Traders watch prices in the Ten-Year Treasury Note options pit at the CME Group.
U.S. Treasury yields were little changed Wednesday, with the 10-year Treasury yield trading around levels last seen in 2007, as investors fretted over the potential for tighter Federal Reserve monetary policy for longer than expected.
At 7:12 a.m. ET, the yield on the 10-year Treasury was down slightly at 4.794%. Earlier in the day, it rose to a high of 4.884% after first crossing the 4.8% mark on Tuesday — reaching levels last seen in 2007.
The 30-year Treasury yield also hovered at levels last seen in 2007 and was last less than two basis points lower at 4.918%. It briefly traded above 5% earlier in the session.
The 2-year Treasury was last down by less than 2 basis points at 5.131%.
Yields and prices have an inverted relationship. One basis point equals 0.01%.
The latest jump in yields was fueled by Tuesday’s Job Openings and Labor Turnover Survey for August. The report showed 9.61 million job openings, higher than the 8.8 million economists surveyed by Dow Jones anticipated.
Investors took that as a sign of continued tightness in the labor market, which could prompt the Fed to raise interest rates further. The central bank began hiking rates in March 2022 in an effort to ease inflation and cool the economy, including the labor market.
In recent weeks, there have been mixed messages from Fed officials about whether interest rates will need to go higher still this year. However, they have widely suggested that rates will likely need to remain elevated for longer than previously expected, prompting renewed concerns about higher rates leading to a recession.
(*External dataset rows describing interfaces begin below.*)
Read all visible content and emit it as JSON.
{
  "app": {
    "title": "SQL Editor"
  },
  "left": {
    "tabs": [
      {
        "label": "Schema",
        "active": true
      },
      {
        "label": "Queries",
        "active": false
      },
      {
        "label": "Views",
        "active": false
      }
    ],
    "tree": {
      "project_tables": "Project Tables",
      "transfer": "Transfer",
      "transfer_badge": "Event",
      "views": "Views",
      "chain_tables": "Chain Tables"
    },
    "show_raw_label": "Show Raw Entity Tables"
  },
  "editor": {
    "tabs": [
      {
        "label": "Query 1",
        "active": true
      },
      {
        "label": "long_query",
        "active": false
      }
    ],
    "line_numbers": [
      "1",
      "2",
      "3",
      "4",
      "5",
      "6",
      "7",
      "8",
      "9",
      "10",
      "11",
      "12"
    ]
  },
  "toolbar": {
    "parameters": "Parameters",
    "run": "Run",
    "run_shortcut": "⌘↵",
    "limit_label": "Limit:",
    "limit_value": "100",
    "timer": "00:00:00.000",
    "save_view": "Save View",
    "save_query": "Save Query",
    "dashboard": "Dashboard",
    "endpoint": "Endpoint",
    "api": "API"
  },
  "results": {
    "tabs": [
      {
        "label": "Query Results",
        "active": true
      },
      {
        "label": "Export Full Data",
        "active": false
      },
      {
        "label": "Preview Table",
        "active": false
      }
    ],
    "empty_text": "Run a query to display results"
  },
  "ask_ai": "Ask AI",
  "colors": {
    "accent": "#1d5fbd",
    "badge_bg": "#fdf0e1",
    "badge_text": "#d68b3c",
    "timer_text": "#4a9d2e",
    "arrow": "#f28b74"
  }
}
Further data that could inform the Fed’s monetary policy decisions is expected as the week continues. This includes ADP’s employment change figures and ISM’s purchasing managers’ index report for the service sector on Wednesday, as well as September’s nonfarm payrolls data on Friday.